Let’s start at the very beginning (ish). In Ancient Egypt, cats were not always deities, but certainly had spiritual significance. They were beloved domestic animals, cared for and revered by all members of a household. They were also thought to ward off evil spirits! So that’s why my house is so peaceful, er, well it doesn’t have evil spirits anyway. Felines were so respected in Egyptian culture that anyone who killed one was sentenced to death. The goddess Bastet was part feline, and the daughter of the all important Ra. Her prayer asks the goddess to keep evil from the minds of the devout.
Albrecht Durer was the most famous engraver of the Northern Renaissance, and in my humble opinion a right prodigy. I think sometimes art historians read too much into paintings, but Durer rarely put anything in his work that didn’t mean something. In his version of Adam and Eve, there are four animals along for the ride, each representing one of the “four temperaments.” In the earliest days of psychology, bodily fluids or “humours” were thought to be responsible for personality traits and behaviors. The temperaments are sanguine, choleric, melancholic, phlegmatic. The kitty cat in Durer’s engraving represents the choleric – a personality characterized by connoisseurship of extreme emotional states: passionate, assertive, but prone to deep bouts of dolor. I always thought that cats would be a relaxed phlegmatic: rational, chill, and a bit passive-aggressive. But I guess even cats get the blues.
The 19th century is probably my favorite era for cats in art (yeah, there’s a hierarchy). I wrote long ago when I was 19 and probably a terrible writer about how Manet’s Olympia places a cat in the salon as opposed to the Venus of Urbino‘s dog, to run with the theme of unwelcome, intrusion, and turning the male gaze back on itself. The Awakening Conscienceby Pre-Raphaelite William Holman Hunt is a masterpiece of the “fallen woman” genre. Allegedly the original patron couldn’t stand to look at the woman’s pained expression, and Hunt re-did it, more tempered. In these domestic scenes, you might expect to find a dog, a symbol of warmth and family. However, this painting is supposed to be disturbing!
The woman rises from her chair, while her lover plays on, oblivious to her dilemma. The message is clear in the context of Victorian culture: her morality is compromised.

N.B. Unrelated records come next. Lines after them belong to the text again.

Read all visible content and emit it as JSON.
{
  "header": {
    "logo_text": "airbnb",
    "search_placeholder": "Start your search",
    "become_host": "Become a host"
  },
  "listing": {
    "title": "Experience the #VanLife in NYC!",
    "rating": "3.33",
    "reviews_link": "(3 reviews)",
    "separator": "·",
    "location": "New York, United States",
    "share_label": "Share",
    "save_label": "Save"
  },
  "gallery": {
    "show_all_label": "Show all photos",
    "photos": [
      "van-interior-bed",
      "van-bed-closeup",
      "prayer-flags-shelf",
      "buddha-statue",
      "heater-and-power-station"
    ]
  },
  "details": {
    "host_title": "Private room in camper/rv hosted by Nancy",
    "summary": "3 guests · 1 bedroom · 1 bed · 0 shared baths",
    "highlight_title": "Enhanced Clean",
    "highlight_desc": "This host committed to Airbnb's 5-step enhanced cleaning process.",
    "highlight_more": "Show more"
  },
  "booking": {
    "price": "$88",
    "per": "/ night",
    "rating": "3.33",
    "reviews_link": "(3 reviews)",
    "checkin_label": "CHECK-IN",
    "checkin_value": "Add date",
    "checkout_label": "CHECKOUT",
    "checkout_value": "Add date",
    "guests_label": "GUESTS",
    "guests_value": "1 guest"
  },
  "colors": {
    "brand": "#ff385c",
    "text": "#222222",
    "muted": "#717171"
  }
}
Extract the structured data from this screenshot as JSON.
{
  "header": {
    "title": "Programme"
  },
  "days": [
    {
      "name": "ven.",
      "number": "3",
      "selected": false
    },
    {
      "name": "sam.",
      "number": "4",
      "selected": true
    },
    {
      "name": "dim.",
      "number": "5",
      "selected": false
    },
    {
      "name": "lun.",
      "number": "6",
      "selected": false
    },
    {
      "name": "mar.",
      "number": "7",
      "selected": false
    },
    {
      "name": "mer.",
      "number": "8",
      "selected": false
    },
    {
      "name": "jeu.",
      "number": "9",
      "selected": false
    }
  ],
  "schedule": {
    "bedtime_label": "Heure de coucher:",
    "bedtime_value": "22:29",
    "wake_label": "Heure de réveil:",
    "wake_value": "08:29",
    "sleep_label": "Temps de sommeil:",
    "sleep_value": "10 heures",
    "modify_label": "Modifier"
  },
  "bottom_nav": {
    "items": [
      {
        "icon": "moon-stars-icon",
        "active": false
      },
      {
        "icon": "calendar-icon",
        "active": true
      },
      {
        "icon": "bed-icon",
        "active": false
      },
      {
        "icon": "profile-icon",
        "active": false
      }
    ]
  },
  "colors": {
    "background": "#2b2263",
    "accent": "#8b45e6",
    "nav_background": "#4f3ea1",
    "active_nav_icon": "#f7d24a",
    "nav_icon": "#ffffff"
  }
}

Many objects in the rather garish room speak to this theme. The cat under the table toys with a bird. The bird seems to be alive but in the midst of battle for life and death. If the cat functions in a similar way to Olympia, it could represent threat and snubbing – the treatment this woman would receive by society if she continues her current lifestyle. However, the bird could symbolize her slight chance of redemption.
It turns out cats are pretty fascinating animals, eh? At least fascinating enough to be a motif across millennia and eras of art history. It makes sense. Hopefully you a have cat, possibly staring at you as we speak. Look into its eyes. Do you really ever know what it’s thinking? These mysterious creatures are subject to countless projections of what we think, but they’ll never let us in on the truth.
By the way, I love cats.